Aim of the exercise:
From the first line to the last, return the data exactly, with no pictures.
##### Provided material #####
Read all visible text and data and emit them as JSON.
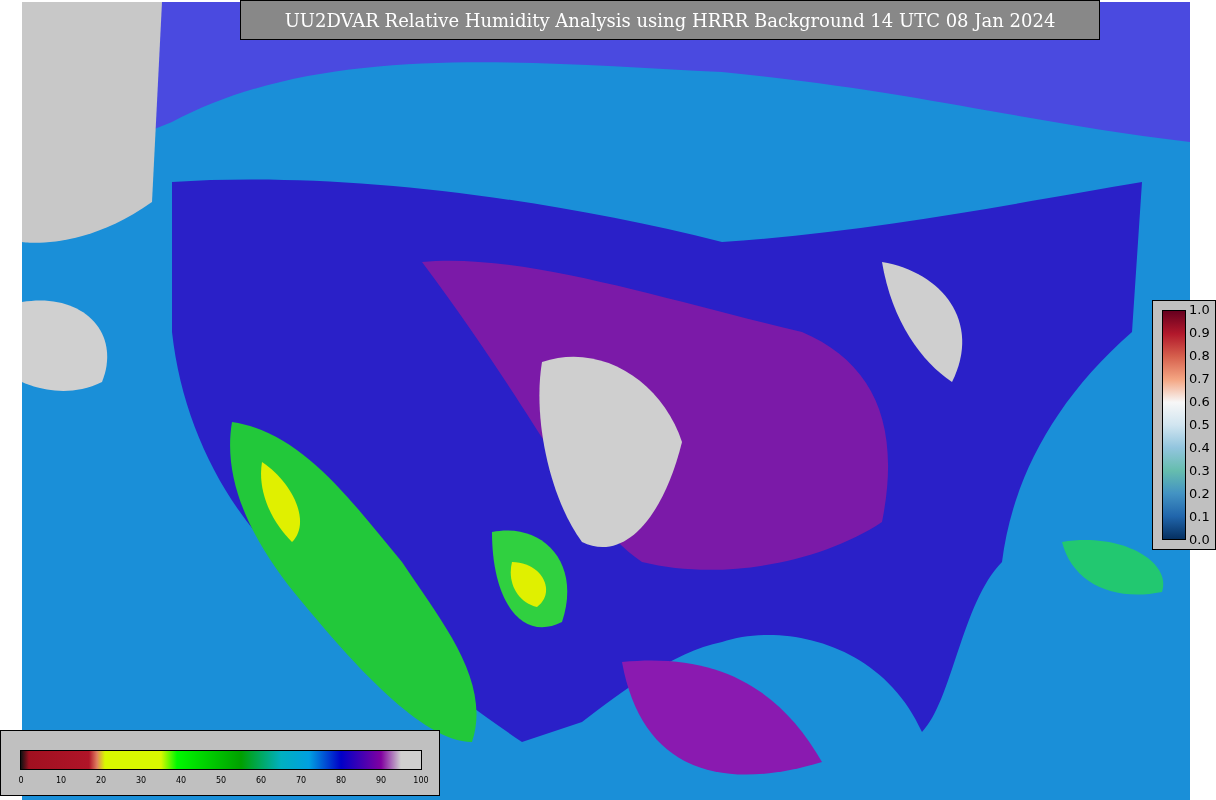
{
  "title": "UU2DVAR Relative Humidity Analysis using HRRR Background 14 UTC 08 Jan 2024",
  "ob_colorbar": {
    "ticks": [
      "1.0",
      "0.9",
      "0.8",
      "0.7",
      "0.6",
      "0.5",
      "0.4",
      "0.3",
      "0.2",
      "0.1",
      "0.0"
    ]
  },
  "humidity_colorbar": {
    "ticks": [
      "0",
      "10",
      "20",
      "30",
      "40",
      "50",
      "60",
      "70",
      "80",
      "90",
      "100"
    ]
  }
}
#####
Solved exercise:
Read all visible text and data and emit them as JSON.
{
  "title": "UU2DVAR Relative Humidity Analysis using HRRR Background 14 UTC 08 Jan 2024",
  "ob_colorbar": {
    "ticks": [
      "1.0",
      "0.9",
      "0.8",
      "0.7",
      "0.6",
      "0.5",
      "0.4",
      "0.3",
      "0.2",
      "0.1",
      "0.0"
    ]
  },
  "humidity_colorbar": {
    "ticks": [
      "0",
      "10",
      "20",
      "30",
      "40",
      "50",
      "60",
      "70",
      "80",
      "90",
      "100"
    ]
  }
}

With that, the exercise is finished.